Common tool for predicting heart attack risk disadvantages ethnic minorities, researchers find
A diagnostic tool used by clinicians to predict risk of mortality in heart attack patients is less effective in ethnic minority patients and may result in inappropriate treatments being prescribed, according to new research.
The Global Registry of Acute Coronary Events (GRACE) score is used by medics all over the world to evaluate risk in patients with acute coronary syndrome and is recommended by the National Institute for Health and Care Excellence (NICE), the European Cardiac Society, and the American Heart Association.
But new research published in the European Heart Journal has found that GRACE score is not an effective tool for predicting risk in ethnic minority patients, in contrast to white patients to whom the risk model is well calibrated.
Senior author Professor Mamas Mamas, Professor of Cardiology at Keele University, and his co-authors have provided recommendations for how to update the system to provide better care for ethnic minority patients.
Professor Mamas said: “We are increasingly using risk scores to guide the treatment of patients in all areas of medicine, from heart attacks to cancer treatments. This work shows how important it is to assess the performance of such risk scores in the populations that they serve, so that certain sections of society such as ethnic minorities are not disadvantaged by inappropriate treatment – a form of structural racism. Our work highlights the importance of considering ethnicity or race during the development of risk scores and highlights opportunities to optimize such risk scores to better serve ethnic minorities.”
The researchers looked at data from over 326,000 patients in England and Wales who were admitted to hospital with a type of heart attack known as non-ST-segment elevation myocardial infarction (NSTEMI). The data included details from both white and ethnic minority patients, and the researchers used the records to calculate the GRACE score for in-hospital mortality risk to these patients, characterised by low, medium, and high risk. They contrasted these expected results – as predicted by the GRACE score – with the observed data recorded for the patients.
The researchers found that across all risk groups, ethnic minority patients were younger and presented with more risk factors for heart disease, but crucially the scoring system overestimated risk of mortality in these groups, highlighting that the scoring system is not well calibrated for ethnic minority patients compared to white patients.
Professor Mamas said that the GRACE score system must be altered to provide a better tool for calculating risk to patients across all ethnic groups. Changes could include considering the different social, environmental and behavioural circumstances between different groups when calculating risk, such as reduced likelihood of health seeking behaviours among some cohorts.
- Plans unveiled for exciting Keele in Town development

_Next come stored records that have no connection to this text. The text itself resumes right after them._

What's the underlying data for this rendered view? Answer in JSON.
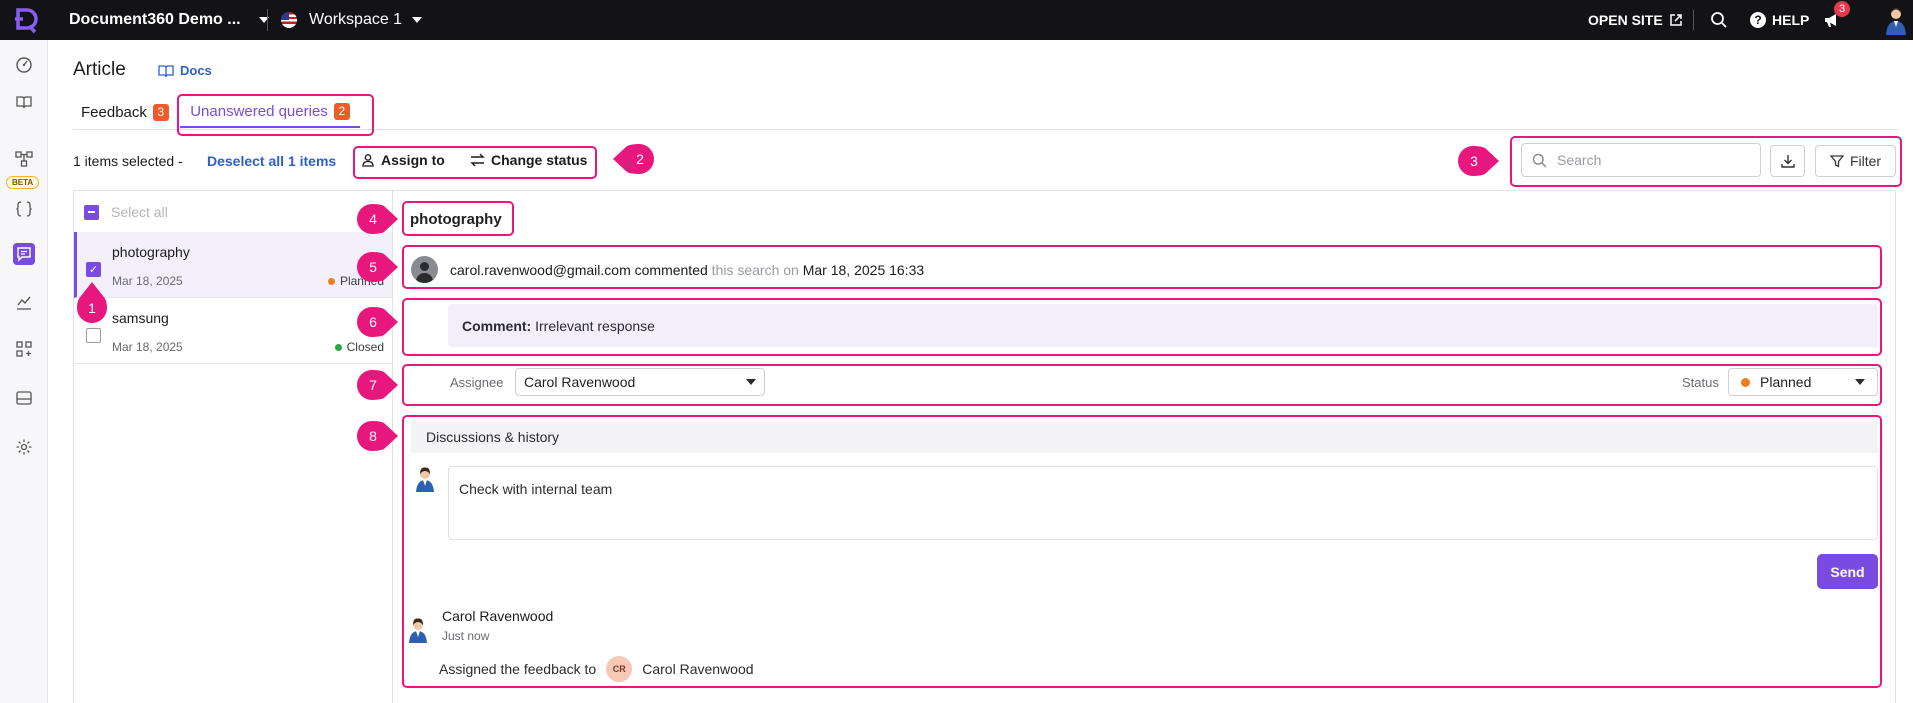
{
  "topbar": {
    "project_name": "Document360 Demo ...",
    "workspace": "Workspace 1",
    "open_site": "OPEN SITE",
    "help": "HELP",
    "notification_count": "3"
  },
  "rail": {
    "beta_label": "BETA",
    "icons": [
      "dashboard-icon",
      "book-icon",
      "workflow-icon",
      "api-icon",
      "feedback-icon",
      "analytics-icon",
      "apps-icon",
      "widget-icon",
      "settings-icon"
    ]
  },
  "header": {
    "title": "Article",
    "docs_link": "Docs"
  },
  "tabs": [
    {
      "label": "Feedback",
      "count": "3"
    },
    {
      "label": "Unanswered queries",
      "count": "2"
    }
  ],
  "actions": {
    "selected_text": "1 items selected -",
    "deselect": "Deselect all 1 items",
    "assign": "Assign to",
    "change_status": "Change status",
    "search_placeholder": "Search",
    "filter": "Filter"
  },
  "list": {
    "select_all": "Select all",
    "items": [
      {
        "title": "photography",
        "date": "Mar 18, 2025",
        "status": "Planned",
        "status_color": "#f07c1e"
      },
      {
        "title": "samsung",
        "date": "Mar 18, 2025",
        "status": "Closed",
        "status_color": "#27a844"
      }
    ]
  },
  "detail": {
    "title": "photography",
    "commenter": "carol.ravenwood@gmail.com",
    "commented": "commented",
    "this_search_on": "this search on",
    "timestamp": "Mar 18, 2025 16:33",
    "comment_label": "Comment:",
    "comment_text": "Irrelevant response",
    "assignee_label": "Assignee",
    "assignee_value": "Carol Ravenwood",
    "status_label": "Status",
    "status_value": "Planned",
    "status_color": "#f07c1e",
    "discussions_header": "Discussions & history",
    "discussion_input": "Check with internal team",
    "send": "Send",
    "history": {
      "name": "Carol Ravenwood",
      "time": "Just now",
      "text": "Assigned the feedback to",
      "initials": "CR",
      "assignee": "Carol Ravenwood"
    }
  },
  "callouts": [
    "1",
    "2",
    "3",
    "4",
    "5",
    "6",
    "7",
    "8"
  ],
  "colors": {
    "accent": "#7a4be0",
    "highlight": "#e8177d",
    "topbar": "#131217",
    "badge": "#f15a29"
  }
}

- Keele celebrates strong links with NHS to mark service’s 75th anniversary
- Celebrating our Good and Outstanding Ofsted results
- New course launched at Keele to prepare students for green industrial revolution
- Keele welcomes 10,000 guests to campus for summer graduation week